This post is for my friend Art, with whom I share a love of shrimp perloo, Roy Rogers and Dale Evans, and progressive politics. Thanks for the article on which the post below is based.
As a kid I was enamored of all things cowboy: Roy Rodgers and Dale Evans, Hopalong Cassidy, Gene Autry, The Lone Ranger and Tonto. I had a holster set with matching six guns, which I wore everyplace but to school and church. I had a double barreled rifle — toy, of course, but it looked pretty real.
I watched the Roy Rogers and Dale Evans show regularly between 1951 and 1957, when it went off the air. In 1953, Dale Evans published Angel Unaware, a short book about the death of their 2 year old daughter Robin, who suffered from Down syndrome. I was eight; my infant sister Barbara had died in 1950. I think I was looking for someone to make sense of it, as my parents rarely talked about Barbara once she was gone. Here was Dale Evans, writing a whole book about her lost child.
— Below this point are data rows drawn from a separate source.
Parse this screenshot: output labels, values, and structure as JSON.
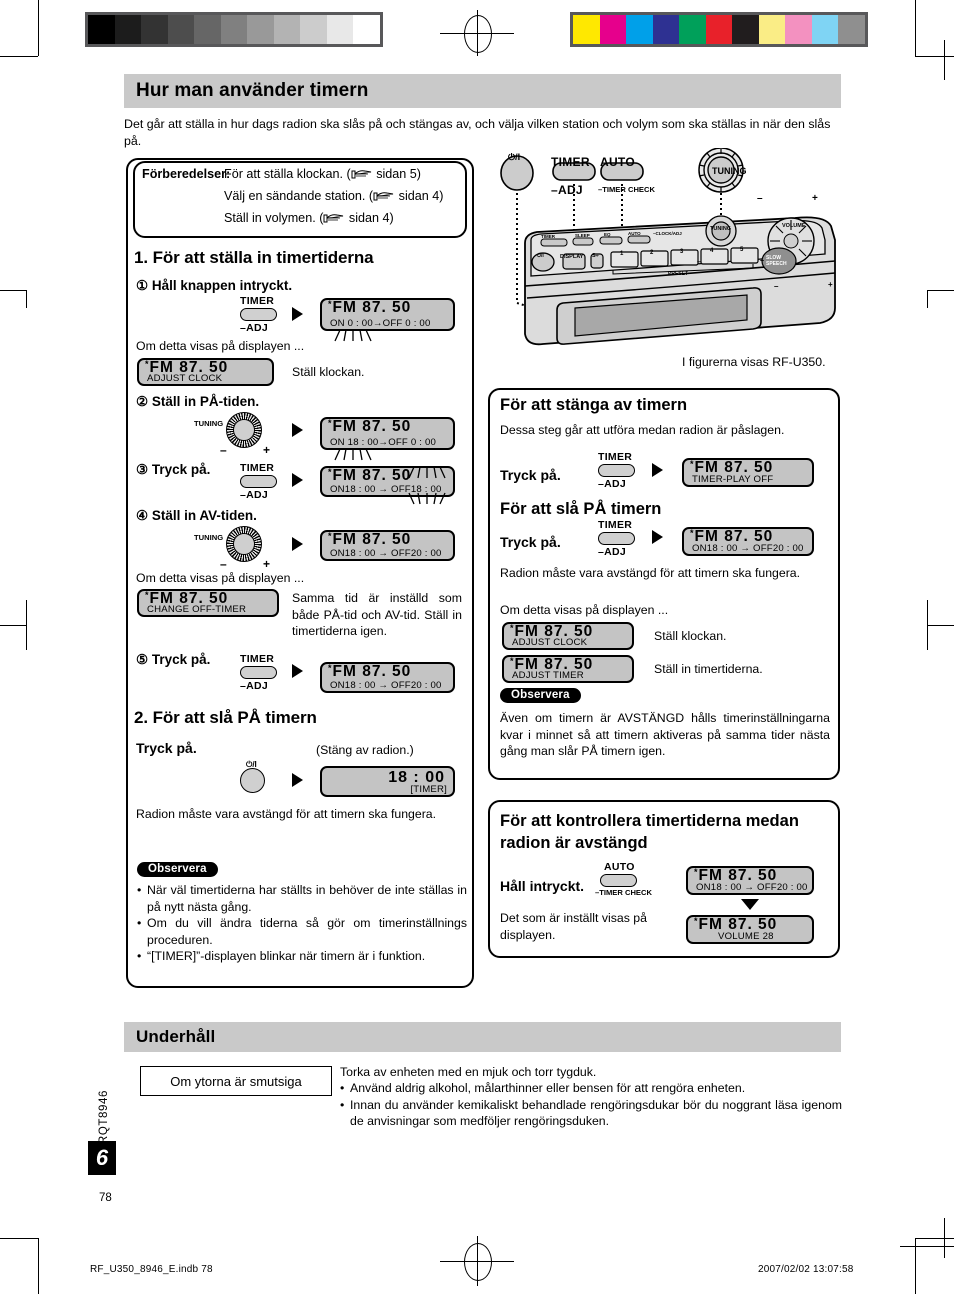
{
  "header": {
    "title": "Hur man använder timern",
    "intro": "Det går att ställa in hur dags radion ska slås på och stängas av, och välja vilken station och volym som ska ställas in när den slås på."
  },
  "prep": {
    "label": "Förberedelser:",
    "items": [
      "För att ställa klockan. (",
      "Välj en sändande station. (",
      "Ställ in volymen. ("
    ],
    "refs": [
      "sidan 5)",
      "sidan 4)",
      "sidan 4)"
    ]
  },
  "section1": {
    "title": "1. För att ställa in timertiderna",
    "step1": {
      "label": "① Håll knappen intryckt.",
      "button": {
        "top": "TIMER",
        "bottom": "–ADJ"
      },
      "lcd": {
        "line1": "FM  87. 50",
        "on": "ON  0 : 00",
        "arrow": "→",
        "off": "OFF  0 : 00"
      },
      "note": "Om detta visas på displayen ...",
      "note_lcd": {
        "line1": "FM  87. 50",
        "line2": "ADJUST CLOCK"
      },
      "note_text": "Ställ klockan."
    },
    "step2": {
      "label": "② Ställ in PÅ-tiden.",
      "knob": "TUNING",
      "lcd": {
        "line1": "FM  87. 50",
        "on": "ON 18 : 00",
        "arrow": "→",
        "off": "OFF  0 : 00"
      }
    },
    "step3": {
      "label": "③ Tryck på.",
      "button": {
        "top": "TIMER",
        "bottom": "–ADJ"
      },
      "lcd": {
        "line1": "FM  87. 50",
        "line2": "ON18 : 00 → OFF18 : 00"
      }
    },
    "step4": {
      "label": "④ Ställ in AV-tiden.",
      "knob": "TUNING",
      "lcd": {
        "line1": "FM  87. 50",
        "line2": "ON18 : 00 → OFF20 : 00"
      },
      "note": "Om detta visas på displayen ...",
      "note_lcd": {
        "line1": "FM  87. 50",
        "line2": "CHANGE  OFF-TIMER"
      },
      "note_text": "Samma tid är inställd som både PÅ-tid och AV-tid. Ställ in timertiderna igen."
    },
    "step5": {
      "label": "⑤ Tryck på.",
      "button": {
        "top": "TIMER",
        "bottom": "–ADJ"
      },
      "lcd": {
        "line1": "FM  87. 50",
        "line2": "ON18 : 00 → OFF20 : 00"
      }
    }
  },
  "section2": {
    "title": "2. För att slå PÅ timern",
    "press": "Tryck på.",
    "power_icon": "⏻/I",
    "caption": "(Stäng av radion.)",
    "lcd": {
      "big": "18 : 00",
      "line2": "[TIMER]"
    },
    "body": "Radion måste vara avstängd för att timern ska fungera.",
    "observera": "Observera",
    "bullets": [
      "När väl timertiderna har ställts in behöver de inte ställas in på nytt nästa gång.",
      "Om du vill ändra tiderna så gör om timerinställnings proceduren.",
      "“[TIMER]”-displayen blinkar när timern är i funktion."
    ]
  },
  "device": {
    "power": "⏻/I",
    "timer_top": "TIMER",
    "timer_bottom": "–ADJ",
    "auto_top": "AUTO",
    "auto_bottom": "–TIMER CHECK",
    "tuning": "TUNING",
    "panel": {
      "timer": "TIMER",
      "sleep": "SLEEP",
      "eq": "EQ",
      "auto": "AUTO",
      "clock": "–CLOCK/ADJ",
      "tuning": "TUNING",
      "volume": "VOLUME",
      "power": "⏻/I",
      "display": "DISPLAY",
      "splus": "S÷",
      "presets": [
        "1",
        "2",
        "3",
        "4",
        "5"
      ],
      "preset_label": "PRESET",
      "slow_speech": "SLOW\nSPEECH"
    },
    "caption": "I figurerna visas RF-U350."
  },
  "turnoff": {
    "title": "För att stänga av timern",
    "lead": "Dessa steg går att utföra medan radion är påslagen.",
    "press": "Tryck på.",
    "button": {
      "top": "TIMER",
      "bottom": "–ADJ"
    },
    "lcd": {
      "line1": "FM  87. 50",
      "line2": "TIMER-PLAY  OFF"
    }
  },
  "turnon": {
    "title": "För att slå PÅ timern",
    "press": "Tryck på.",
    "button": {
      "top": "TIMER",
      "bottom": "–ADJ"
    },
    "lcd": {
      "line1": "FM  87. 50",
      "line2": "ON18 : 00 → OFF20 : 00"
    },
    "body": "Radion måste vara avstängd för att timern ska fungera.",
    "note": "Om detta visas på displayen ...",
    "lcd_clock": {
      "line1": "FM  87. 50",
      "line2": "ADJUST CLOCK"
    },
    "text_clock": "Ställ klockan.",
    "lcd_timer": {
      "line1": "FM  87. 50",
      "line2": "ADJUST  TIMER"
    },
    "text_timer": "Ställ in timertiderna.",
    "observera": "Observera",
    "obs_text": "Även om timern är AVSTÄNGD hålls timerinställningarna kvar i minnet så att timern aktiveras på samma tider nästa gång man slår PÅ timern igen."
  },
  "check": {
    "title": "För att kontrollera timertiderna medan radion är avstängd",
    "hold": "Håll intryckt.",
    "button": {
      "top": "AUTO",
      "bottom": "–TIMER CHECK"
    },
    "lcd1": {
      "line1": "FM  87. 50",
      "line2": "ON18 : 00 → OFF20 : 00"
    },
    "lcd2": {
      "line1": "FM  87. 50",
      "line2": "VOLUME 28"
    },
    "body": "Det som är inställt visas på displayen."
  },
  "maintenance": {
    "title": "Underhåll",
    "box_label": "Om ytorna är smutsiga",
    "lead": "Torka av enheten med en mjuk och torr tygduk.",
    "bullets": [
      "Använd aldrig alkohol, målarthinner eller bensen för att rengöra enheten.",
      "Innan du använder kemikaliskt behandlade rengöringsdukar bör du noggrant läsa igenom de anvisningar som medföljer rengöringsduken."
    ]
  },
  "footer": {
    "spine_code": "RQT8946",
    "page_badge": "6",
    "folio": "78",
    "left": "RF_U350_8946_E.indb    78",
    "right": "2007/02/02    13:07:58"
  },
  "colors": {
    "grayscale": [
      "#000000",
      "#1c1c1c",
      "#333333",
      "#4d4d4d",
      "#666666",
      "#808080",
      "#999999",
      "#b3b3b3",
      "#cccccc",
      "#e8e8e8",
      "#ffffff"
    ],
    "colorbar": [
      "#ffe800",
      "#e6008c",
      "#00a0e9",
      "#2e3192",
      "#00a05a",
      "#e8212a",
      "#211d1e",
      "#faed86",
      "#f391c0",
      "#7fd4f4",
      "#8f8f8f"
    ],
    "header_bg": "#c9c9c9",
    "lcd_bg": "#c4c4c4"
  }
}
I never cared much about Roy Rogers restaurants, because I don’t often eat that kind of food. But the Roy Rogers Museum in Branson, Missouri, is filled with all the things I remember from the show.
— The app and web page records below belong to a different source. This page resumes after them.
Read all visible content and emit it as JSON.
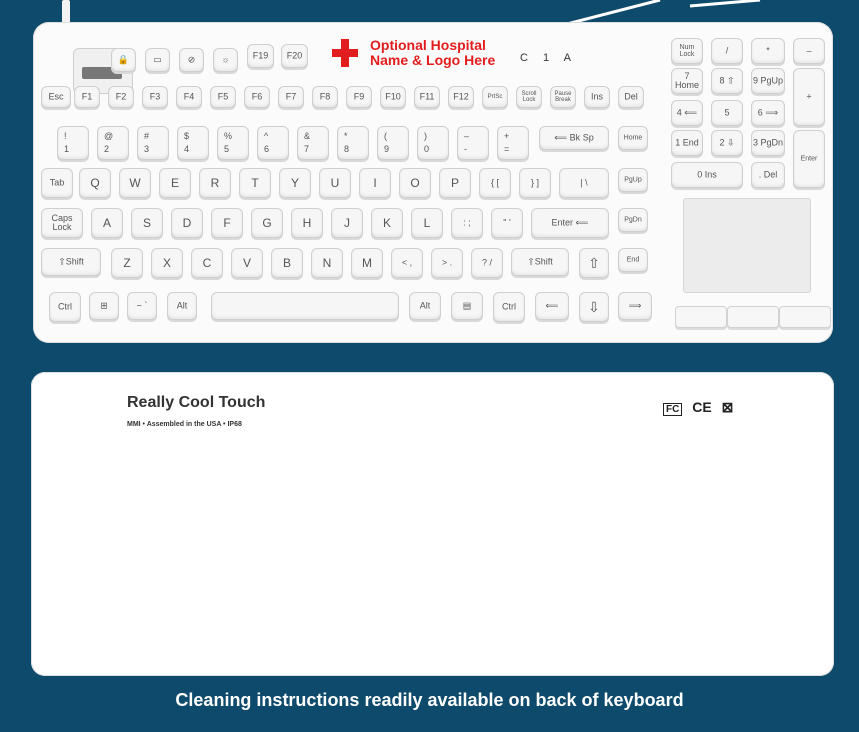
{
  "keyboard": {
    "logo_line1": "Optional Hospital",
    "logo_line2": "Name & Logo Here",
    "leds": "C 1 A",
    "top_icons": [
      "lock-icon",
      "monitor-icon",
      "mute-icon",
      "brightness-icon"
    ],
    "fkeys_top": [
      "F19",
      "F20"
    ],
    "row_func": [
      "Esc",
      "F1",
      "F2",
      "F3",
      "F4",
      "F5",
      "F6",
      "F7",
      "F8",
      "F9",
      "F10",
      "F11",
      "F12",
      "PrtSc",
      "Scroll Lock",
      "Pause Break",
      "Ins",
      "Del"
    ],
    "row_num": [
      {
        "top": "!",
        "bot": "1"
      },
      {
        "top": "@",
        "bot": "2"
      },
      {
        "top": "#",
        "bot": "3"
      },
      {
        "top": "$",
        "bot": "4"
      },
      {
        "top": "%",
        "bot": "5"
      },
      {
        "top": "^",
        "bot": "6"
      },
      {
        "top": "&",
        "bot": "7"
      },
      {
        "top": "*",
        "bot": "8"
      },
      {
        "top": "(",
        "bot": "9"
      },
      {
        "top": ")",
        "bot": "0"
      },
      {
        "top": "–",
        "bot": "-"
      },
      {
        "top": "+",
        "bot": "="
      }
    ],
    "bksp": "⟸ Bk Sp",
    "home": "Home",
    "row_q": [
      "Tab",
      "Q",
      "W",
      "E",
      "R",
      "T",
      "Y",
      "U",
      "I",
      "O",
      "P",
      "{ [",
      "} ]",
      "| \\",
      "PgUp"
    ],
    "row_a": [
      "Caps Lock",
      "A",
      "S",
      "D",
      "F",
      "G",
      "H",
      "J",
      "K",
      "L",
      ": ;",
      "\" '",
      "Enter ⟸",
      "PgDn"
    ],
    "row_z": [
      "⇧Shift",
      "Z",
      "X",
      "C",
      "V",
      "B",
      "N",
      "M",
      "< ,",
      "> .",
      "? /",
      "⇧Shift",
      "⇧",
      "End"
    ],
    "row_bottom": [
      "Ctrl",
      "⊞",
      "~ `",
      "Alt",
      "",
      "Alt",
      "▤",
      "Ctrl",
      "⟸",
      "⇩",
      "⟹"
    ],
    "numpad": [
      [
        "Num Lock",
        "/",
        "*",
        "–"
      ],
      [
        "7 Home",
        "8 ⇧",
        "9 PgUp",
        "+"
      ],
      [
        "4 ⟸",
        "5",
        "6 ⟹"
      ],
      [
        "1 End",
        "2 ⇩",
        "3 PgDn",
        "Enter"
      ],
      [
        "0 Ins",
        ". Del"
      ]
    ]
  },
  "back": {
    "title": "Really Cool Touch",
    "subtitle": "MMI  •  Assembled in the USA  •  IP68",
    "cert": "CE"
  },
  "caption": "Cleaning instructions readily available on back of keyboard"
}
The museum has just closed, a victim of belonging to an earlier era. I know Roy and Dale; I doubt my kids do, much less my grandkids. Rogers evidently told his son that at the point the museum began losing money, it should be closed and the contents sold.
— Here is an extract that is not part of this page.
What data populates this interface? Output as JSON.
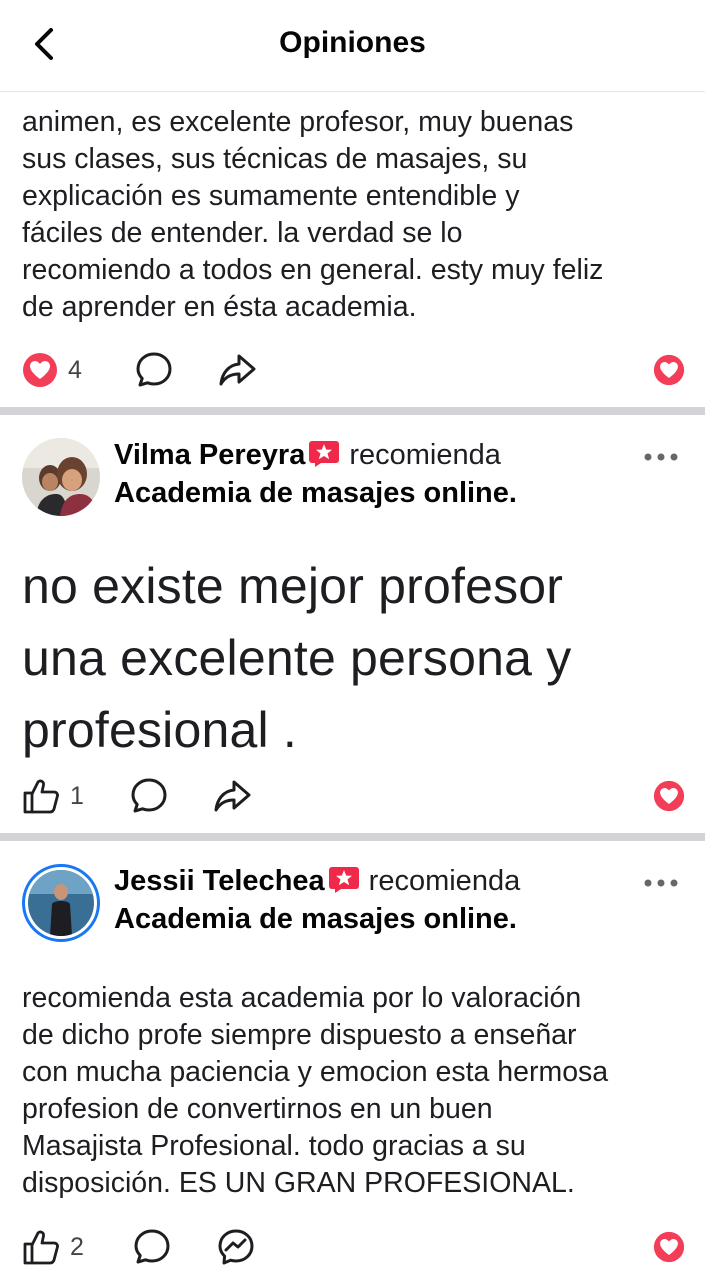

You could have had Trigger, stuffed, for $266,500.00.
Happy trails to you too.